> _THE TASK_: Examine each line of the data. Copy the line if it includes the word "this".

Items listed in a dataset:
- Opening Delimiter -

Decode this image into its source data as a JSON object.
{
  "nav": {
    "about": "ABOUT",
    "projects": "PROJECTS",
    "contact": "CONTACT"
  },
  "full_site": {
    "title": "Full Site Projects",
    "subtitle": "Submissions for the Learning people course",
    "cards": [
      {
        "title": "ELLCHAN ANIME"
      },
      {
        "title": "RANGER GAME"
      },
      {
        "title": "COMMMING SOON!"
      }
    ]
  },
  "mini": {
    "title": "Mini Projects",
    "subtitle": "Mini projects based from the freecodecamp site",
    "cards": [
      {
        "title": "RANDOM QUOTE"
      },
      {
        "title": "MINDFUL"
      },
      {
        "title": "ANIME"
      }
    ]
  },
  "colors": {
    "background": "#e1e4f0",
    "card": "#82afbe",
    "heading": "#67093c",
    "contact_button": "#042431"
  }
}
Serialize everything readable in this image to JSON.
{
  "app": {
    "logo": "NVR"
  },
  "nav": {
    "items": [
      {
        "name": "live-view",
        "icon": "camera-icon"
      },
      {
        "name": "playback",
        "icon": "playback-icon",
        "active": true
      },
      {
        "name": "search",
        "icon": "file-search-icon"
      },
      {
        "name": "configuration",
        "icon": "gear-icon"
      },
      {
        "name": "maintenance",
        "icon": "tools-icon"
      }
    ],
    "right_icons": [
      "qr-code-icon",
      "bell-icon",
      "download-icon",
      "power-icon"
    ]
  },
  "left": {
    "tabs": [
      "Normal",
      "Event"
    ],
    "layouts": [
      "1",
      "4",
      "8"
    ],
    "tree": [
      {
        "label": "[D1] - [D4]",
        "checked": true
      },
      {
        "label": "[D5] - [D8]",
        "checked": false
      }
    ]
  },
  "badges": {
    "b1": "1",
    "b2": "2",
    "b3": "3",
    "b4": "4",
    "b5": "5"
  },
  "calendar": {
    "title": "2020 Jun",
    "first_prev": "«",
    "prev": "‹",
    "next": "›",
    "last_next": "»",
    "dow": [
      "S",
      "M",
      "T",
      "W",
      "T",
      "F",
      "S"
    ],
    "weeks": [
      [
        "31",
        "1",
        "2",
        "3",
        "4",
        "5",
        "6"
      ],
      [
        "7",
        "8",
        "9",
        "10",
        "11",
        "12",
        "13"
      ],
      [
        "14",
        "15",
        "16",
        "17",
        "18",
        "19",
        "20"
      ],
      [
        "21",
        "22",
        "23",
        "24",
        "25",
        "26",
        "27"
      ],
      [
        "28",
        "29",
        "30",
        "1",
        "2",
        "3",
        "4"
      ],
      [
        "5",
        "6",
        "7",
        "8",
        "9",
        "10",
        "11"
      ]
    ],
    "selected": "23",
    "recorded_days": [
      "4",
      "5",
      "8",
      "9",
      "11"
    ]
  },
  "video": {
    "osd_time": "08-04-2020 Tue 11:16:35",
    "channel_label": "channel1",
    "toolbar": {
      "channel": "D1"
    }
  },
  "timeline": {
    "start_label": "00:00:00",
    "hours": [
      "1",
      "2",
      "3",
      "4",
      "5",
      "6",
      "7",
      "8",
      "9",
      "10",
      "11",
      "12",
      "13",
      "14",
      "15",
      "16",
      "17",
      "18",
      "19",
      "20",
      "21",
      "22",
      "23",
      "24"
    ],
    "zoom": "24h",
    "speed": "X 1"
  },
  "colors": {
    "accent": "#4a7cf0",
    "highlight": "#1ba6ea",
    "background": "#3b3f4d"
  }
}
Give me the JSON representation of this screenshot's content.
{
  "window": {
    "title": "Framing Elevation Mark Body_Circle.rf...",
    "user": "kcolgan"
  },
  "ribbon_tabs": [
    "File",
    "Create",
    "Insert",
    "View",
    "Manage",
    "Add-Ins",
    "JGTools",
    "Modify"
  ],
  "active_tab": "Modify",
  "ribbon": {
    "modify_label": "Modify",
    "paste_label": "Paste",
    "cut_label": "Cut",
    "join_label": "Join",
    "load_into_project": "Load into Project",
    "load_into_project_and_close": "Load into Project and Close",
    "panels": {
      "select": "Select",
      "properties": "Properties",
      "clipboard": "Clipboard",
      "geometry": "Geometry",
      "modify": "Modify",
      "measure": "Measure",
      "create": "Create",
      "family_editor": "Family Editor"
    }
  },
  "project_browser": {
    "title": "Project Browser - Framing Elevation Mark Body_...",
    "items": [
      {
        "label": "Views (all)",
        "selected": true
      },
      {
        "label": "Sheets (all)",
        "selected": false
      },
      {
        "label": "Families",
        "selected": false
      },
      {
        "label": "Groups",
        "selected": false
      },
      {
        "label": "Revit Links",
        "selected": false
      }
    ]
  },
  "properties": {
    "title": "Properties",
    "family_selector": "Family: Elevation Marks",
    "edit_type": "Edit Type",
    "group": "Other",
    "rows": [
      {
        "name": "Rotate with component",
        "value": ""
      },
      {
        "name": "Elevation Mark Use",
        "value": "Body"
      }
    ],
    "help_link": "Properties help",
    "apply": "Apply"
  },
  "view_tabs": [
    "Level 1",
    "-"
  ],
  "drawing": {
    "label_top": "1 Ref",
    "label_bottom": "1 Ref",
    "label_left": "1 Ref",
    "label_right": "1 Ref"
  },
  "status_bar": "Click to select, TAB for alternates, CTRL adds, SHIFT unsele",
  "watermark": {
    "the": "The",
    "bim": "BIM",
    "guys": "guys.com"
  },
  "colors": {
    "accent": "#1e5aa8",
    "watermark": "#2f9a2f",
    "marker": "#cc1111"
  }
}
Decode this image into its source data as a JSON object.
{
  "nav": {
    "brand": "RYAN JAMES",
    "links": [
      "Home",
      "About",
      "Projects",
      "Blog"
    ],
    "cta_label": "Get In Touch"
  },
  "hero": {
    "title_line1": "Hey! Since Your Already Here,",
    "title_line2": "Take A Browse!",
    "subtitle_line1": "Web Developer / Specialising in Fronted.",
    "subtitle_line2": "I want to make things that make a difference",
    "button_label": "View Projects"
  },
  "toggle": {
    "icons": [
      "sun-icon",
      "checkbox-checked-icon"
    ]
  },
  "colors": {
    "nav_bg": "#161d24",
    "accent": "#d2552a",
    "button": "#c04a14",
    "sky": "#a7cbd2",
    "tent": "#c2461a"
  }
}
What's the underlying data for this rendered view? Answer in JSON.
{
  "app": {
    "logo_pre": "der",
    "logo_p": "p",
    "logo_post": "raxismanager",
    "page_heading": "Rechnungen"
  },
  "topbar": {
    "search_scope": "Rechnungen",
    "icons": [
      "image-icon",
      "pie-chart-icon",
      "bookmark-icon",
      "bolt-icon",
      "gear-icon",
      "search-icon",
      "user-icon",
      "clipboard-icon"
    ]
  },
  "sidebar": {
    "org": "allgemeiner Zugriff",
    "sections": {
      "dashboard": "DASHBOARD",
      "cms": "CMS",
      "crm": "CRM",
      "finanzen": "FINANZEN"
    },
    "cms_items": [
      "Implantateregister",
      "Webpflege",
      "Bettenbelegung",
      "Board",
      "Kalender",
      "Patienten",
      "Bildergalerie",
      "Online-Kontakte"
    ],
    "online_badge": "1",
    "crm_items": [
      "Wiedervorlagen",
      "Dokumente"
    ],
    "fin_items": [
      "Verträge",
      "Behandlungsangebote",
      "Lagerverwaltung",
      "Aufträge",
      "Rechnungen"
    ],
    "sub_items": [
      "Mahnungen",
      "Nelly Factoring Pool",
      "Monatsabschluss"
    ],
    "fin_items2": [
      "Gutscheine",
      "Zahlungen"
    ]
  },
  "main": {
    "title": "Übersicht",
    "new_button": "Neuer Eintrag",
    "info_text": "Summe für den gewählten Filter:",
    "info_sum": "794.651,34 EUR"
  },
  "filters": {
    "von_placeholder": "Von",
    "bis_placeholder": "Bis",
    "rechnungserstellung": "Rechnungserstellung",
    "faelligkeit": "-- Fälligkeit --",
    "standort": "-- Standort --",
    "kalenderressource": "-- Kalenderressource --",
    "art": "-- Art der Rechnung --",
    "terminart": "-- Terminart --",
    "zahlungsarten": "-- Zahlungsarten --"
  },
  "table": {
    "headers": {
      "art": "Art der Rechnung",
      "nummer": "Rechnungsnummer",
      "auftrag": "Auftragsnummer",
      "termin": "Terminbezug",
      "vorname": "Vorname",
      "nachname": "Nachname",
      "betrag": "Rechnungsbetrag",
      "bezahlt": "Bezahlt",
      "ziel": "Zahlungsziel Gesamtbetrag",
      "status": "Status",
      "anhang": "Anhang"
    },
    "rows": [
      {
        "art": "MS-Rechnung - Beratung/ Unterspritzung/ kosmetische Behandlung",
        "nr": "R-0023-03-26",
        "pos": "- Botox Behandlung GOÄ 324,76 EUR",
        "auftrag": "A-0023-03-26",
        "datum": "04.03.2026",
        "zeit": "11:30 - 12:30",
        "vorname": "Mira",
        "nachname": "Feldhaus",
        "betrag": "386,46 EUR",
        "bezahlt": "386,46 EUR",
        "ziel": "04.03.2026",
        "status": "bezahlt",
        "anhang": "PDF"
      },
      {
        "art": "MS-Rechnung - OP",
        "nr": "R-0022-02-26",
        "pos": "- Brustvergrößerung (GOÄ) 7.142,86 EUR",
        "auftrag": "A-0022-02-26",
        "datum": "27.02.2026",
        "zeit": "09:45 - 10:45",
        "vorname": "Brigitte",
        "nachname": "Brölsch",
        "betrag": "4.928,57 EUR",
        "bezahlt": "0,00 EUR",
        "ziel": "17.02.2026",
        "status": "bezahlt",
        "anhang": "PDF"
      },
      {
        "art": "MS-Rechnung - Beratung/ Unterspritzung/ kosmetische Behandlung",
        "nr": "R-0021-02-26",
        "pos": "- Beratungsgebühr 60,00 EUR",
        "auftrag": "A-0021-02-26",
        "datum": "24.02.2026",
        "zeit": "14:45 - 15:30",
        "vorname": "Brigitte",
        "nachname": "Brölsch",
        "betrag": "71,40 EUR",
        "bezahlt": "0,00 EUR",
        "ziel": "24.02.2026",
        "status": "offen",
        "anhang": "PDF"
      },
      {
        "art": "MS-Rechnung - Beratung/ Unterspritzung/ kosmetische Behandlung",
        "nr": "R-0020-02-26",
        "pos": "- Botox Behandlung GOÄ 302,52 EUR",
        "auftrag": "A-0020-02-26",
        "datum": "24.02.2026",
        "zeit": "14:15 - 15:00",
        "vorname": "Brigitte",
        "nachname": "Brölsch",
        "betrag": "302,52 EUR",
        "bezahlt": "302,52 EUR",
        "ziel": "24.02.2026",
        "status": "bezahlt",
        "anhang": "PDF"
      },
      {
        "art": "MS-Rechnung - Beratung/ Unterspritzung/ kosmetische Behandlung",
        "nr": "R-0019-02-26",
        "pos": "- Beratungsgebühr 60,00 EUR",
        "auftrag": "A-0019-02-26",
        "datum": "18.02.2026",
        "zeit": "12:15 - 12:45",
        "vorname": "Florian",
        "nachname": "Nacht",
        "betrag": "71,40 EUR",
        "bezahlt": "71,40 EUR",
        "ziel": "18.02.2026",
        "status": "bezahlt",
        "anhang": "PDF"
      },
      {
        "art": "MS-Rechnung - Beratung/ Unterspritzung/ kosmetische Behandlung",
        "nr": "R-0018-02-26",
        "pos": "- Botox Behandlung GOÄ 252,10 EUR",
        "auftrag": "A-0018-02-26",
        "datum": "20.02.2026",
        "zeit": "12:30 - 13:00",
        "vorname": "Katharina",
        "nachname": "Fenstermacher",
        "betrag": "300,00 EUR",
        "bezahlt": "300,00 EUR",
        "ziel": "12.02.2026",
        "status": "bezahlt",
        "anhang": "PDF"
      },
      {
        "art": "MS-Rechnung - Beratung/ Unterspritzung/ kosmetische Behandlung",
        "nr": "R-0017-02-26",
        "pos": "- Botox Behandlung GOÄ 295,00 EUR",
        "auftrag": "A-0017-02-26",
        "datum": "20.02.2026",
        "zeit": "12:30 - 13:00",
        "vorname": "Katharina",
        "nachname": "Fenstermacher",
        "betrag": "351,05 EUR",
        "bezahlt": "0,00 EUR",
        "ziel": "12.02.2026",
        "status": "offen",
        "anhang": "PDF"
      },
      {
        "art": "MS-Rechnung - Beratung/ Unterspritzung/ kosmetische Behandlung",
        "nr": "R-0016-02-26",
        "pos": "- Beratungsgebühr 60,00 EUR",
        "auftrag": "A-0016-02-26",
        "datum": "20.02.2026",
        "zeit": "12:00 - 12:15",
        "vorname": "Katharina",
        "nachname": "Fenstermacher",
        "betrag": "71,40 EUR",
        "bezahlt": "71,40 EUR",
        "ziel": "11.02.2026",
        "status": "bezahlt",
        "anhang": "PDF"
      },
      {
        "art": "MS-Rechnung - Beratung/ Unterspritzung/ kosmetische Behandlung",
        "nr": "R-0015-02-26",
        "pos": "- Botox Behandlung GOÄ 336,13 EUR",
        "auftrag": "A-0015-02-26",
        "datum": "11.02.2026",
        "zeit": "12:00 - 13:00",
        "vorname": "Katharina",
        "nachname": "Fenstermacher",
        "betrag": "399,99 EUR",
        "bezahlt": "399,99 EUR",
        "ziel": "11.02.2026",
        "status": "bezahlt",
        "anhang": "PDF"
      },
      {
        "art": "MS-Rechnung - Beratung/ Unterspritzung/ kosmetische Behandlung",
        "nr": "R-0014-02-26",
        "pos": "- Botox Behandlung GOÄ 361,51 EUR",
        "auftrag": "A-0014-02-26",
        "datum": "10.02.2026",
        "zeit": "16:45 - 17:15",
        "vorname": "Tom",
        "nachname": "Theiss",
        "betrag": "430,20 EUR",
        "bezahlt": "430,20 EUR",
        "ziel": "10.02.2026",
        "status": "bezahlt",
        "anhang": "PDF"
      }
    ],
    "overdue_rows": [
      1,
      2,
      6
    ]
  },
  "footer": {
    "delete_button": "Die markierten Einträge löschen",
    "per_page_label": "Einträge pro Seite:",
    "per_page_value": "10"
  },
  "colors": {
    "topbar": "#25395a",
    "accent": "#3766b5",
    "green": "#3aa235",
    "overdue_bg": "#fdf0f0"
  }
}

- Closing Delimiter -

> _WORKED SOLUTION_:
Decode this image into its source data as a JSON object.
Serialize everything readable in this image to JSON.
Give me the JSON representation of this screenshot's content.
Decode this image into its source data as a JSON object.
What's the underlying data for this rendered view? Answer in JSON.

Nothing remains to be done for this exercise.